Some Māori are beginning to reverse rural-urban drift by adopting technology and realising that it doesn’t matter where they live.
Kylee Potae, Head of the Māori Sector for global business and accountancy network BDO, says the company’s latest Māori Business Survey reveals more Māori are embracing technology, with some basing themselves back in homelands without losing earning capacity – and, in fact, increasing it.
“We are seeing signs that the rural-urban drift is being reversed a bit,” says Potae. “More people in fields like exporting, for example, understand location is not important – but a wifi connection is.
“They are realising they can be at home, enjoying their little slice of paradise, but also building their business and thinking ahead to their mokopuna and the next generation after that. They are using technology to be engaged in business but also to be engaged at home – they can fill their soul while filling their pockets.”
The Māori economy is now accepted to be about $50 billion, stemming from iwi expanding business interests well into the Treaty of Waitangi post-settlement phase. That figure does not include Māori small-to-medium enterprises (SMEs), acknowledged by the Minister of Finance, Grant Robertson, last year when he said more data was needed to work out the Māori economy’s true dimensions.
Potae says the beginning of an urban-rural drift is a clear signal of the different approach by many Māori businesses: “They are definitely long-term thinkers; they make mokopuna-based decisions because it is all about that generation and those that follow.
“It’s not just about profit; the survey shows that 55 per cent of respondents had a strong cultural, social and environmental purpose in their business while their desire to be profitable (22 per cent) was secondary.”
However, even if the day arrives when the SME contribution to the Māori economy can be counted, Potae says BDO’s Māori Business Survey shows it is facing a couple of stern challenges – attracting the right people and funding to help attract those people.
“Gaining access to people who understand the Māori world, or at least those who have deeper knowledge of Māori vision and goals than the average New Zealander, is hard. It is a very small market when you are looking for someone with that understanding and the right qualifications for that business or sector.”
For example, Potae says that less than two per cent of people in accountancy have such understanding and qualifications.

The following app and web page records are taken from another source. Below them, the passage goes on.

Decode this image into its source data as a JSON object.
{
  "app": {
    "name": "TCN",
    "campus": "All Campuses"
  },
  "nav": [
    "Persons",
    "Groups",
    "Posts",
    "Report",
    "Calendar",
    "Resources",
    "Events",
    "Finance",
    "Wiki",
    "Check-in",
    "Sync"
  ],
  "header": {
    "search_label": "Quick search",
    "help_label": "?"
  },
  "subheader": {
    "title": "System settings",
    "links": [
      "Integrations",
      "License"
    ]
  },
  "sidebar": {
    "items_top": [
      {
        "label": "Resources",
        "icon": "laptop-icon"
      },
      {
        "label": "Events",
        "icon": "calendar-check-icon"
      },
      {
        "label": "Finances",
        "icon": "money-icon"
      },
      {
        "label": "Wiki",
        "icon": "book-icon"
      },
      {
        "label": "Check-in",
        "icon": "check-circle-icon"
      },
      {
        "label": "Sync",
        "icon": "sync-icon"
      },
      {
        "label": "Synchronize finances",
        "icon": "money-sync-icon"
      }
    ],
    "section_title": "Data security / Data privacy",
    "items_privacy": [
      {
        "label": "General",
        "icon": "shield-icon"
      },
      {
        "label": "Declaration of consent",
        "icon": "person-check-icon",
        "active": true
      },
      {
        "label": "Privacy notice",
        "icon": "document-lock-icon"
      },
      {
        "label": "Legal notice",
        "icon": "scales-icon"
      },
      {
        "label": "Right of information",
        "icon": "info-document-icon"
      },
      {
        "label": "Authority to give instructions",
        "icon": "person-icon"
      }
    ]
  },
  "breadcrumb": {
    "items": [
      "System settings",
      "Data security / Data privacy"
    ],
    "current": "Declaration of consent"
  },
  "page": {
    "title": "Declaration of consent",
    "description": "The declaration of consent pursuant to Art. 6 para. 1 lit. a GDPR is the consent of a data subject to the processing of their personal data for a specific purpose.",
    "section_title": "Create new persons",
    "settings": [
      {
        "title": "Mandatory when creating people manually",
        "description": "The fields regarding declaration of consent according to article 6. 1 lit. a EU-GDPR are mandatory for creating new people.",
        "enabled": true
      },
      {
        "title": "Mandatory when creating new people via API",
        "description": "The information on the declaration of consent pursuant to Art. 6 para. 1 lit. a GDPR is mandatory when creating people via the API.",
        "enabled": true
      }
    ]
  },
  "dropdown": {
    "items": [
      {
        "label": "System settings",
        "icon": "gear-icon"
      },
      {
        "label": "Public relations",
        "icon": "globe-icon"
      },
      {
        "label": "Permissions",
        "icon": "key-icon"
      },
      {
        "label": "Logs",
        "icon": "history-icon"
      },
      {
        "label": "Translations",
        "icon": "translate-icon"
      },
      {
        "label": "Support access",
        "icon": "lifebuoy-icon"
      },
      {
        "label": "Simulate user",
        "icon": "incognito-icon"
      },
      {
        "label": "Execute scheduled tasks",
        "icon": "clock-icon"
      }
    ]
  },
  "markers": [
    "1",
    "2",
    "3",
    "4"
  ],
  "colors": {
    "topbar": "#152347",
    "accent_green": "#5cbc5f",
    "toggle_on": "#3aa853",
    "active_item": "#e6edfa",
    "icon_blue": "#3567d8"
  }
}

“What is needed is people who understand the Māori way of thinking. It is not just black-and-white economics, short-term thinking and profits – the Māori world is a bit like an onion, with many layers and viewing business through a wider lens that, yes, extends to mokopuna and whānau but also to the environment and building long-term business relationships.”
If the available pool of people is shallow, the answer is to deepen it – and many Māori in the survey were disappointed the government, while they were positive about its recent investment in education, was not funding the specific education and understanding needed to further fuel the Māori economy.
Some iwi – Ngāti Porou were a prime example – were taking the initiative themselves: “It means taking a transformative view of education; the current classroom-based system is huge, it’s a big model to change,” says Potae.
So the Ngāti Porou had invested some of their treaty settlement in “fun” ways of learning, not necessarily classroom-based but using assets like their radio station and reaching out to the community to improve learning and the retention and use of te reo, researching and holding symposiums.
“There’s a long way to go but they are making a start in educating people with the right sort of skills to help accelerate Māori business,” she says.
Also accelerating is Māori interest in areas like blueberries – where a $1 billion export industry is envisaged by the joint venture between the Miro Māori collective and government scientists from Plant and Food Research, creating a breeding programme for new high-value berry varieties, to be grown, marketed and sold by Miro, with support from BerryCo NZ.
Part of the growing Māori economy involves iwi making more active use of their land – like the gold kiwifruit experience at Te Kaha, on the East Coast. The land is historically used for maize but partnerships, joint ventures as well as individual whānau developments have seen a bright future for the gold kiwifruit produced there.
“But we still need to grow our people and our capability,” says Potae. “We need to invest more in those people so, as Māori move into new and innovative sectors, we can continue to grow.”
For more information: Download the Māori Business Survey Report